Though hated on more by environmentalists, the debate over fuel transport could once again lean towards pipelines thanks to a recent string of mishaps on rail…
5 major accidents in 7 months.
That’s the latest track record of trains hauling crude oil in North America (no pun intended).
The most recent incident happened on January 7th when a Canadian National Railway train carrying oil and propane derailed and caught fire near the town of Plaster Rock, New Brunswick. No deaths or injuries were reported, but CN announced that 17 railcars of the 122-unit train went off the tracks.
On December 30th, a 106-tanker train carrying Bakken oil collided with a train carrying soybeans near Fargo, ND. Rail operator BNSF reported that 20 railcars caught fire, with each tanker carrying roughly 25,000 – 30,000 gallons.
On November 8th, a 90-car train owned by Genesee & Wyoming Inc. derailed in Aliceville, Alabama, sending 25 railcars off the tracks with several tankers bursting into flames.
On October 19th, another fuel-carrying CN train jumped the tracks near tiny Gainford, Alberta. 13 of the derailed cars contained liquefied petroleum gas, and authorities needed to conduct a controlled burn for six of the units in order to properly clean up the damage.
But the most serious accident in the last 7 months happened on July 6th in Lac-Megantic, Quebec when a Montreal, Maine & Atlantic Railway (MMA) train carrying 72 tanks of crude derailed and ignited. Explosions ripped through the small town located near the Maine border, leveling buildings and killing 47 people.
Things aren’t looking too good for the rail industry at the moment.
It can be debated that this recent spate of accidents isn’t an accurate representation of trains becoming a more dangerous method of transporting fuel.
After all, according to the International Energy Agency (IEA), North American pipelines spill three times as much crude as trains over comparative distances traveled.
However, the number of trains carrying oil and gas are rising exponentially.
Just 4 years ago, there were a little more than 10,000 railcars moving fuel in the US. In 2013 that figure has risen to 400,000.
The IEA further states that despite pipeline accidents spilling out more fuel, the risk of a train spill happening is six times greater than that of pipelines.
So essentially, an increasing amount of fuel being transported by train could lead to more derailments and potentially higher volumes of fuel being spilled.
In Canada, it appears that the trend is already happening.
The Canadian Railway Association reports that the number of railcars moving oil across Canada skyrocketed from 500 to 140,000 between 2009 and 2013.
The amount of fuel spilled by trains is also six-times higher than pipelines according to Canada’s National Energy Board.
Old Pipelines are to Blame
The risk in pipeline-related spills has a lot to do with outdated technology that was used to build them.
Out of the 182,500 miles of liquid fuel pipelines snaking throughout the US, more than a quarter of them were built prior to 1970 with what was called low-frequency, electric-resistance welded pipe.

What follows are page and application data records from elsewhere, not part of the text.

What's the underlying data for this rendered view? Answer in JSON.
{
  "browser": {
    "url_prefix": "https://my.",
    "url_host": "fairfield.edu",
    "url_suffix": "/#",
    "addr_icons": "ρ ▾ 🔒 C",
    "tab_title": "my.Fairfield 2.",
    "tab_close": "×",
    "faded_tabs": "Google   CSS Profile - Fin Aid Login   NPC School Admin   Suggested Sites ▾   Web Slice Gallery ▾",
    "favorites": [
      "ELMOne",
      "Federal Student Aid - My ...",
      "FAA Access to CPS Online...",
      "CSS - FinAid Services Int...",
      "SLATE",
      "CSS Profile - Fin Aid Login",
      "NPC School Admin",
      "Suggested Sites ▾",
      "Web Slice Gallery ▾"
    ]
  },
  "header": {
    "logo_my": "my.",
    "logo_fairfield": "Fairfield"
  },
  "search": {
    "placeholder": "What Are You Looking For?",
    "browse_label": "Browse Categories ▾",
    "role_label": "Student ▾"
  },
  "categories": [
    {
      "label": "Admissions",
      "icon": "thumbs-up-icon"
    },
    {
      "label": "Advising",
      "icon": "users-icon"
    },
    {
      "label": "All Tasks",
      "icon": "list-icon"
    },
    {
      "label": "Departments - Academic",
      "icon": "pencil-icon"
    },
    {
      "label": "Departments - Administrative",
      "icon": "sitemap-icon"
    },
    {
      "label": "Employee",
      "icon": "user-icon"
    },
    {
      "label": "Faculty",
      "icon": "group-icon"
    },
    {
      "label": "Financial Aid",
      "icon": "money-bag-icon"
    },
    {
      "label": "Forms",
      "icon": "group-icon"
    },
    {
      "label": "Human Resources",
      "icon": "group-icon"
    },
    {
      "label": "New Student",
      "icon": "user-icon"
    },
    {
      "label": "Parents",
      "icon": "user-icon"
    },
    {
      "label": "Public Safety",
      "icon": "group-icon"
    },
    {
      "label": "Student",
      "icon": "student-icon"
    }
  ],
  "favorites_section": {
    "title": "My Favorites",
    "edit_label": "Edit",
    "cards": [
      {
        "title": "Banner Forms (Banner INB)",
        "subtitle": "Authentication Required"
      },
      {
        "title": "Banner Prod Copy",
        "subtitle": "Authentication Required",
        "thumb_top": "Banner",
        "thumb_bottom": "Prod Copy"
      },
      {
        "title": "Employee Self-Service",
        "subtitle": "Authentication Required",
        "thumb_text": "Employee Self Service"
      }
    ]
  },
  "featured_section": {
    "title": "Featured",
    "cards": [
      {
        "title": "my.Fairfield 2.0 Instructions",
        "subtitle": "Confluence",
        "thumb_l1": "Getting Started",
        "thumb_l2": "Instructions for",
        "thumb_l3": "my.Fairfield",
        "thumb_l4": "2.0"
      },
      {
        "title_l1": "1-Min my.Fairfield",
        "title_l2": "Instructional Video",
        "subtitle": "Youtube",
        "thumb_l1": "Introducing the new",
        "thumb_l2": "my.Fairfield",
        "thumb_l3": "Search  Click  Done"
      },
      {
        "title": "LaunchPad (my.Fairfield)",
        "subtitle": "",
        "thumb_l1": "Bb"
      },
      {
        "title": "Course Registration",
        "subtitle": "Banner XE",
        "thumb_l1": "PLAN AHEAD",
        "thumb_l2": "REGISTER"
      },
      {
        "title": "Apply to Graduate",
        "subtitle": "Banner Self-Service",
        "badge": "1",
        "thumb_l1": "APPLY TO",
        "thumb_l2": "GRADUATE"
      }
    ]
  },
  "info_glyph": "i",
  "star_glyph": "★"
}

Metal sheets were bent to form a tube then the edges were heated with a low-frequency electric current to weld them lengthwise.
Such welds were known to leave defects in seams that made them susceptible to corrosion and cracks, as was the case with both the Exxon Mobil spill in Arkansas and the Chevron spill in Utah last Spring (I talk more about this in an article here).

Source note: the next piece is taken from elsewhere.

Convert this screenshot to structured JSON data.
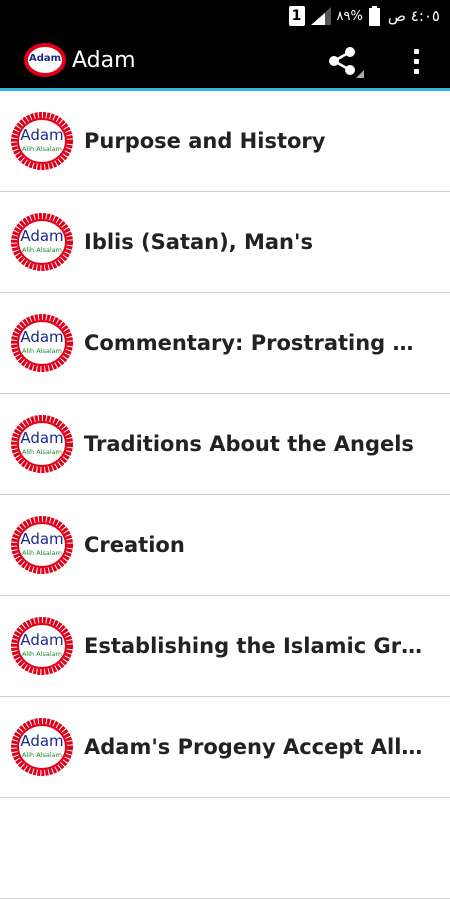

All this points to a strengthening argument to get new pipeline projects like TransCanada Corp’s (NYSE:TRP) Keystone XL and Enbridge’s (NYSE:ENB) Northern Gateway approved to replace an ever-aging and vulnerable infrastructure.

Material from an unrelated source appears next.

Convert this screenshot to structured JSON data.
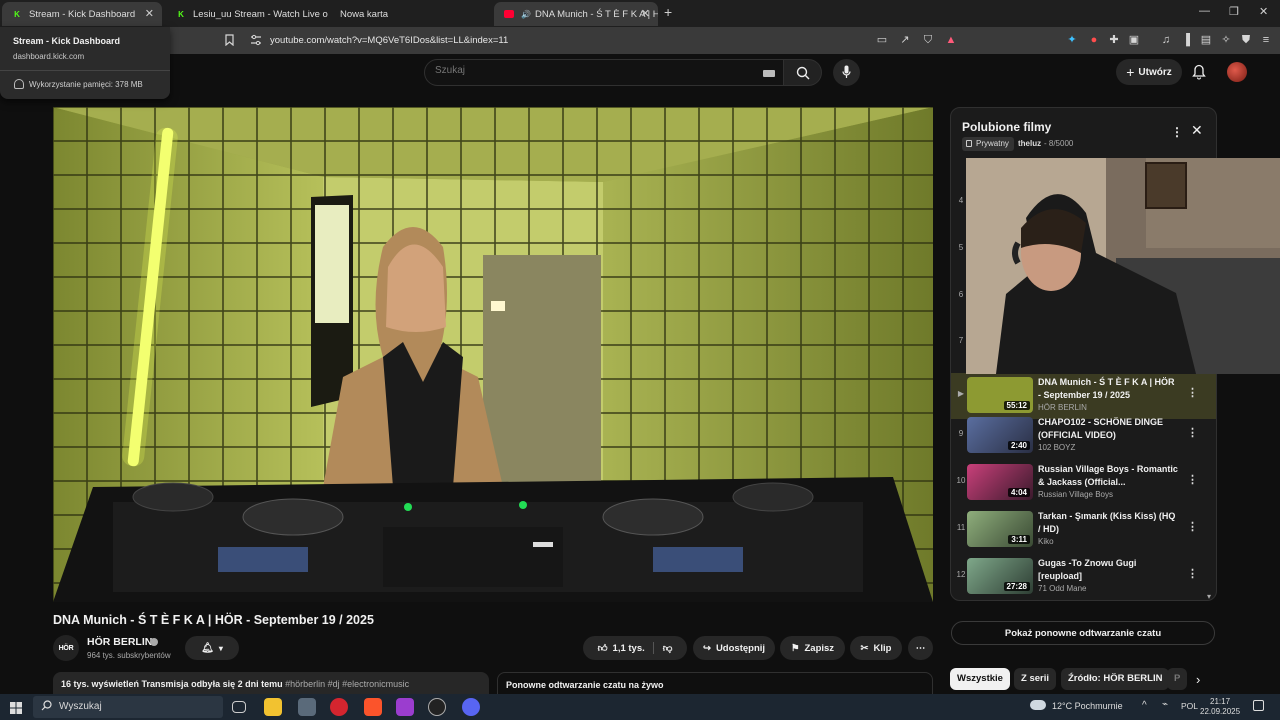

While I’m not saying that we should do away with railcars (quite the opposite in fact, since we need to offer more ways to bring fuel to consumers), lawmakers and conservationists shouldn’t view pipelines as high-risk alternatives to trains – especially since accidents in the past were linked to obsolete technology.
Of course, any new technology won’t be fool proof and all risks should be considered…
But doing nothing about a fuel transport system that’s well past its expiry date is far more dangerous.